His car ends up at a burger joint where his high school alum, Julie London, works as a car hop. Obviously drunk, she suggests he call a taxi from there. He requests his cabbie pal, Henry Calvin, to come and get him. Calvin keeps addressing London as his girl. That may be the first hard to believe moment. That London and rotund Calvin are an item. The second might be Bromfield as a drunk. It is a borderline comedy routine. Stumbling home in the early morning hours, he encounters Patricia Blair sleepwalking and kindly sees her home, her father answering the door.
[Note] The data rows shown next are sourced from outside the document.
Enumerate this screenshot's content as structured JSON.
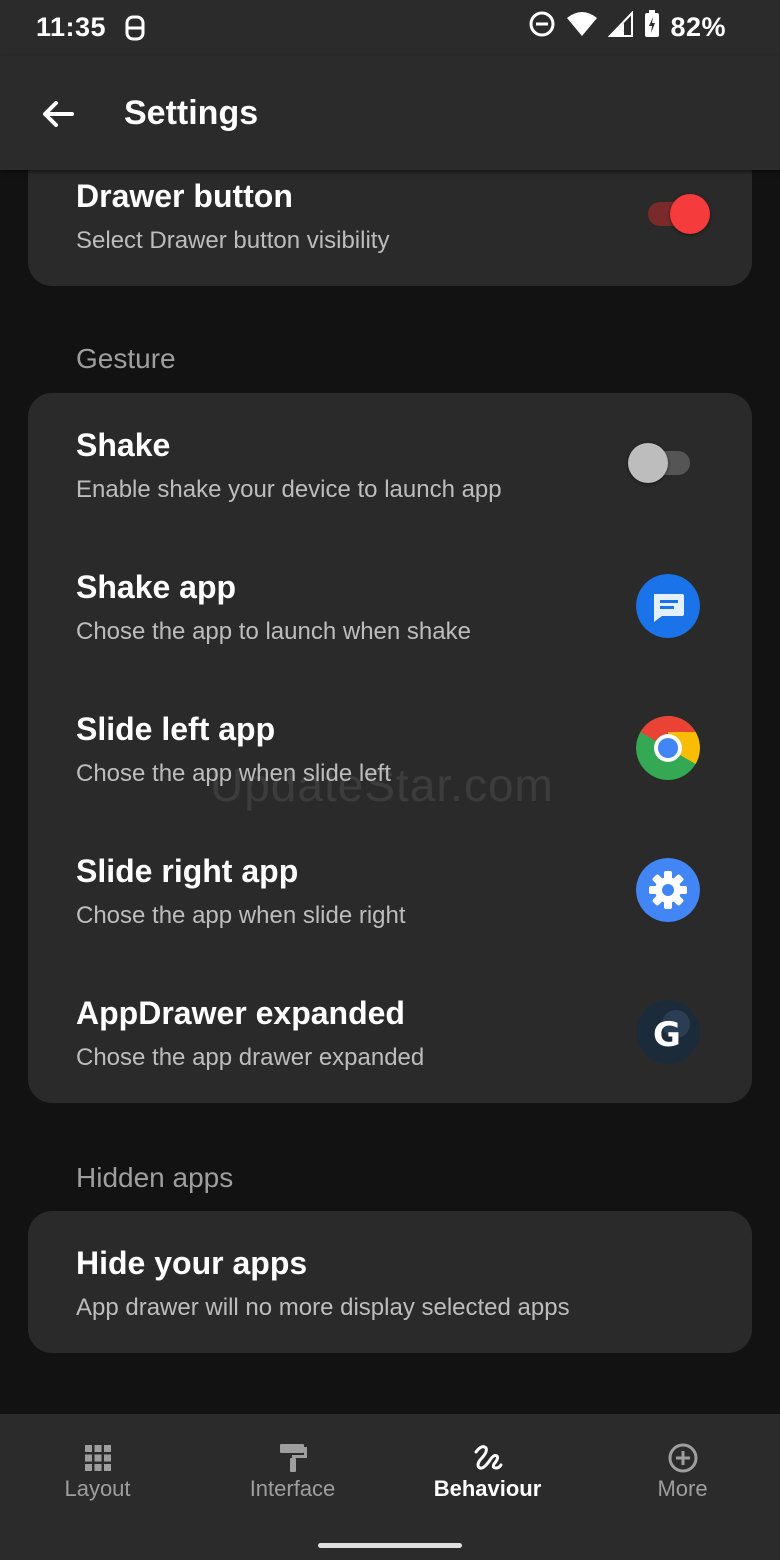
{
  "status_bar": {
    "time": "11:35",
    "battery": "82%"
  },
  "app_bar": {
    "title": "Settings",
    "back_icon": "arrow-back-icon"
  },
  "drawer_card": {
    "title": "Drawer button",
    "subtitle": "Select Drawer button visibility",
    "toggle_on": true,
    "accent_color": "#f53b3b"
  },
  "gesture": {
    "header": "Gesture",
    "items": [
      {
        "title": "Shake",
        "subtitle": "Enable shake your device to launch app",
        "control": "toggle-off"
      },
      {
        "title": "Shake app",
        "subtitle": "Chose the app to launch when shake",
        "control": "messages-app-icon"
      },
      {
        "title": "Slide left app",
        "subtitle": "Chose the app when slide left",
        "control": "chrome-app-icon"
      },
      {
        "title": "Slide right app",
        "subtitle": "Chose the app when slide right",
        "control": "settings-app-icon"
      },
      {
        "title": "AppDrawer expanded",
        "subtitle": "Chose the app drawer expanded",
        "control": "google-app-icon"
      }
    ]
  },
  "hidden_apps": {
    "header": "Hidden apps",
    "title": "Hide your apps",
    "subtitle": "App drawer will no more display selected apps"
  },
  "bottom_nav": [
    {
      "label": "Layout",
      "icon": "grid-icon",
      "active": false
    },
    {
      "label": "Interface",
      "icon": "paint-roller-icon",
      "active": false
    },
    {
      "label": "Behaviour",
      "icon": "gesture-icon",
      "active": true
    },
    {
      "label": "More",
      "icon": "add-circle-icon",
      "active": false
    }
  ],
  "watermark": "UpdateStar.com"
}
Not being depressed enough about his artistic talents, a girl is murdered who happens to have in her possession a high school class pin. Like the one Bromfield cannot locate. Blair’s father is called in as Bromfield’s time alibi. He is so embarrassed over his daughter’s sleep disorder he denies seeing ever seeing him. Bromfield’s past sessions for “battle fatigue” also go against him as does his frequency to destroy his unsuccessful female portrait paintings. Painting is hard. With no solid evidence but he being their only suspect, the condescending district attorney thinks they have their man. He does not understand art either. The third hard to believe moment is that the whole neighborhood thinks Bromfield should be run out of town on hearsay like so many other opinionated movie extras.
London shows up with a bogus alibi to free him. The DA is incensed. Bromfield and London narrow down the high school pin suspects to a handful of former buddies. All of them prominent movers and shakers and none willing to help him. The film’s closing moments offer up a rapid twist, revealing the murderer.
Bromfield is always solid in his Bel-Air Production projects. His best probably being, “Hot Cars.” This film also benefits from location shooting, adding an historical look back for Los Angeles natives. London is not as polished. She just does not seem that interested in the role while posters try to sell the movie on her sultry figure. I was particularly amused by this poster, repeated to promote the "psycho effect," in which the advertising department tries to sell Bromfield as a mentally disturbed killer. Not only does the script railroad him so does this poster.